When your campaign or cause is in the spotlight, you need to be ready to help people take action! 2020 has been a year of firsts for many candidates and organizations, and it’s during these unexpected moments that small-dollar donors want a clear path to invest in your work. This means rapid response is one of the most important tools in your toolkit as a fundraiser.
What is rapid response?
Rapid response is a plan you can use to quickly and strategically respond to an event that affects your constituents or cause. Those events can be difficult or joyful! Throughout the course of a campaign or an organizing drive, urgent moments can include being mentioned in the news, an important piece of legislation being passed, a local natural disaster, or a national event impacting your community.
An effective rapid response fundraising strategy is prepared ahead of time, and not only clarifies your messaging, but provides ways for supporters to engage with you! Before creating a plan, ask yourself these three questions:
1. What are your goals?
Defining your goals will help you identify the moments that require a response! What is your organization or campaign fighting for?
2. What moments would you respond to?

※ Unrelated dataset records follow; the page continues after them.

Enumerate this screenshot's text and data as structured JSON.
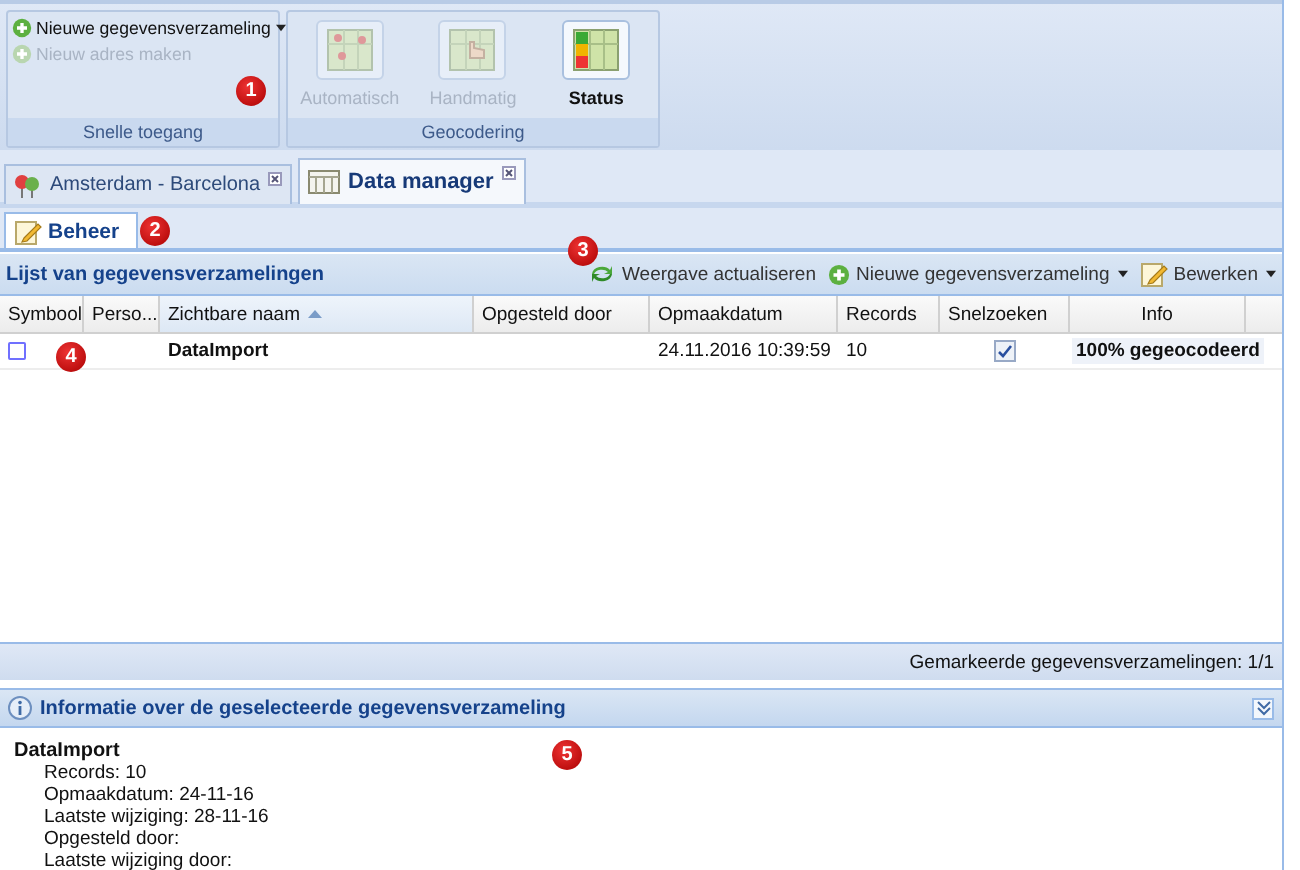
{
  "ribbon": {
    "marker": "1",
    "groups": [
      {
        "kind": "list",
        "title": "Snelle toegang",
        "items": [
          {
            "label": "Nieuwe gegevensverzameling",
            "disabled": false,
            "dropdown": true
          },
          {
            "label": "Nieuw adres maken",
            "disabled": true,
            "dropdown": false
          }
        ]
      },
      {
        "kind": "large",
        "title": "Geocodering",
        "items": [
          {
            "label": "Automatisch",
            "disabled": true,
            "selected": false
          },
          {
            "label": "Handmatig",
            "disabled": true,
            "selected": false
          },
          {
            "label": "Status",
            "disabled": false,
            "selected": true
          }
        ]
      }
    ]
  },
  "doc_tabs": [
    {
      "label": "Amsterdam - Barcelona",
      "selected": false
    },
    {
      "label": "Data manager",
      "selected": true
    }
  ],
  "sub_tabs": {
    "marker": "2",
    "tabs": [
      {
        "label": "Beheer",
        "selected": true
      }
    ]
  },
  "grid": {
    "title": "Lijst van gegevensverzamelingen",
    "marker": "3",
    "toolbar": [
      {
        "kind": "refresh",
        "label": "Weergave actualiseren",
        "dropdown": false
      },
      {
        "kind": "add",
        "label": "Nieuwe gegevensverzameling",
        "dropdown": true
      },
      {
        "kind": "edit",
        "label": "Bewerken",
        "dropdown": true
      }
    ],
    "columns": [
      {
        "label": "Symbool",
        "sorted": false
      },
      {
        "label": "Perso...",
        "sorted": false
      },
      {
        "label": "Zichtbare naam",
        "sorted": true
      },
      {
        "label": "Opgesteld door",
        "sorted": false
      },
      {
        "label": "Opmaakdatum",
        "sorted": false
      },
      {
        "label": "Records",
        "sorted": false
      },
      {
        "label": "Snelzoeken",
        "sorted": false
      },
      {
        "label": "Info",
        "sorted": false
      }
    ],
    "rows": [
      {
        "marker": "4",
        "name": "DataImport",
        "date": "24.11.2016 10:39:59",
        "records": "10",
        "quick_search": true,
        "info": "100% gegeocodeerd"
      }
    ]
  },
  "status_bar": "Gemarkeerde gegevensverzamelingen: 1/1",
  "info_panel": {
    "title": "Informatie over de geselecteerde gegevensverzameling",
    "marker": "5",
    "name": "DataImport",
    "lines": [
      "Records: 10",
      "Opmaakdatum: 24-11-16",
      "Laatste wijziging: 28-11-16",
      "Opgesteld door:",
      "Laatste wijziging door:"
    ]
  }
}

To identify potential rapid response moments, think about how your strategic goals intersect with the issue areas or values that drive your campaign or organization. Be thoughtful: Don’t use another group’s moment for your own gain, and remember that digital fundraising is about building authentic relationships. Supporters will not feel connected to an issue that you’ve never spoken about before!

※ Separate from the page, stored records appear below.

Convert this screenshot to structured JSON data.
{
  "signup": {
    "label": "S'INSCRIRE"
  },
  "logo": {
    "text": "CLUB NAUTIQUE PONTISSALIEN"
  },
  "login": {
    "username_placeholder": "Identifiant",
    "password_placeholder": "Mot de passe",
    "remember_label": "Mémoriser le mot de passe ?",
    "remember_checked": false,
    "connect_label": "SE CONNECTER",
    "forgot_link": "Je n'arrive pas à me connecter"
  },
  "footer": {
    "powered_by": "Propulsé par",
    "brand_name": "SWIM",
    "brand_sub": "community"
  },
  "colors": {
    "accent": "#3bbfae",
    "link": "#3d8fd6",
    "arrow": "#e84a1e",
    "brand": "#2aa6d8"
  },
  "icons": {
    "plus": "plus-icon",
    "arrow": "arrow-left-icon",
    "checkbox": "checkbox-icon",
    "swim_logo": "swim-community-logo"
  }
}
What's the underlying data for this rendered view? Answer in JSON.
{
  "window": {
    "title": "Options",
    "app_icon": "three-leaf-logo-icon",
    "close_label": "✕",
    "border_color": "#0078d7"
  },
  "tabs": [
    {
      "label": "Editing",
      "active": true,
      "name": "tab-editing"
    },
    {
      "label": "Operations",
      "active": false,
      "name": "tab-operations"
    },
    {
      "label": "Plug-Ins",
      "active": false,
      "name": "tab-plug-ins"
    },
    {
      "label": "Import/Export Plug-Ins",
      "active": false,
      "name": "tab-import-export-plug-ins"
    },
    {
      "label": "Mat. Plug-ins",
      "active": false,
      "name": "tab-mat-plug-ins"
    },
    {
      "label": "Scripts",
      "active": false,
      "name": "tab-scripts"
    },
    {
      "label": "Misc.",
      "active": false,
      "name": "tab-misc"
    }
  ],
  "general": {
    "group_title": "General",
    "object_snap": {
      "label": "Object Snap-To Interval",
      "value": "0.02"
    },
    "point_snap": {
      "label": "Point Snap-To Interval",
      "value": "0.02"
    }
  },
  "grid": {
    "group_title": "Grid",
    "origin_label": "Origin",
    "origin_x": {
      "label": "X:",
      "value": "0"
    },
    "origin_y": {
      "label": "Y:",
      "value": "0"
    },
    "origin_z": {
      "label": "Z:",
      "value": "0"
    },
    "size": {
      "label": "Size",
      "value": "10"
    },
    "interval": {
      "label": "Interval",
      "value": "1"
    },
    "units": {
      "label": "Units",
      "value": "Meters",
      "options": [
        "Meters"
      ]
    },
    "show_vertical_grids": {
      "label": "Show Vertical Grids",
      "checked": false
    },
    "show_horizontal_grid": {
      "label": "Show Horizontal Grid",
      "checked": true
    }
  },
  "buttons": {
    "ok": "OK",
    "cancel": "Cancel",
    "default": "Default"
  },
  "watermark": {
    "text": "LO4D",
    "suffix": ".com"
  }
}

3. What is the capacity of your team and your tools?
You need to be ready to act at a moment’s notice, so having all of the necessary tools ready to go is crucial for a successful rapid response program. These can include your contribution form, the mass mailer your email program uses, your CRM, and your social media accounts. And it is equally important to have staff that are trained on how to use these tools quickly and effectively!
Making your plan
Once you’ve reflected on what rapid response means for your campaign or cause, you’re ready to make a plan!
1. Set expectations
Discuss the goals, big moments, and tools you’ve brainstormed with your team, and agree on your rapid response moments. Remember that rapid response can be for good things, like a surprise endorsement or celebrity shoutout! Once your team is aligned, assign rapid response roles so individual expectations are clear ahead of time.
2. Create a checklist
When things get busy, having a written plan will keep everyone on the same page and help prevent mistakes. When a big moment arises, what are your immediate next steps? If you’re running a campaign, the first step might be getting a statement from your candidate to the press. The second could be writing a fundraising email based on that statement, then getting verbal sign off from the relevant stakeholders before sending it to supporters.
3. Develop a sign off chain
In order to act quickly, it won’t be possible for every single person in your organization to give edits on collateral. Make sure folks across the organization are aware that you have a rapid response plan, but keep the sign off chain as small as possible to cut down on time. You can work off of your current sign off chain: How do you get a fundraising email or tweet out into the world now?
4. Prepare for email fundraising
During a rapid response moment, email is one of your most powerful tools. It enables you to meet people at home or on the go with all of the information they need to get involved!
Decide your tone and emotion before you start writing your email. Is this a positive or negative rapid response situation for your organization? Will your supporters feel angry or hopeful when they learn what is happening? If you know a rapid response moment might be coming, like a relevant Supreme Court decision, prep both the “win” and “lose” versions of your email ahead of time. In addition to following traditional fundraising email principles, think about how you might have to educate supporters during rapid response. Will you be breaking news to your email list? If so, make sure to quickly set the scene. Even if this is huge news, tell supporters why they need to care!
Lastly, think critically about what kind of ask to make. One-time donation asks are good for bringing people into your cause, but rapid response offers you a unique moment where all eyes are on you. If you can get folks to sign up for recurring contributions, you can extend that engagement long beyond the initial headlines!
5. Remember to follow up!
These big moments are a time when new people want to get involved in your mission, so after rapid response it is very likely that you will have some new supporters. How do you keep these new folks engaged? It’s all about the follow up! Always send a thank you email for each contribution, and send email updates about new developments or successes. You can even invite new supporters to get to know your work better through a virtual event!
Once the moment has ended, even if just for the time being, share what you were able to do, or will be able to do, thanks to the support of your small-dollar donors. Once you’ve reported back to your supporters, you can even ask folks who gave a one-time contribution to make a recurring donation to sustain your work for the long haul.
When a rapid response moment arrives, it can be an emotional or even overwhelming time. Strategizing about your priorities and creating a plan ahead of time will make go-time easier and ensure your small-dollar donors are front and center in any response!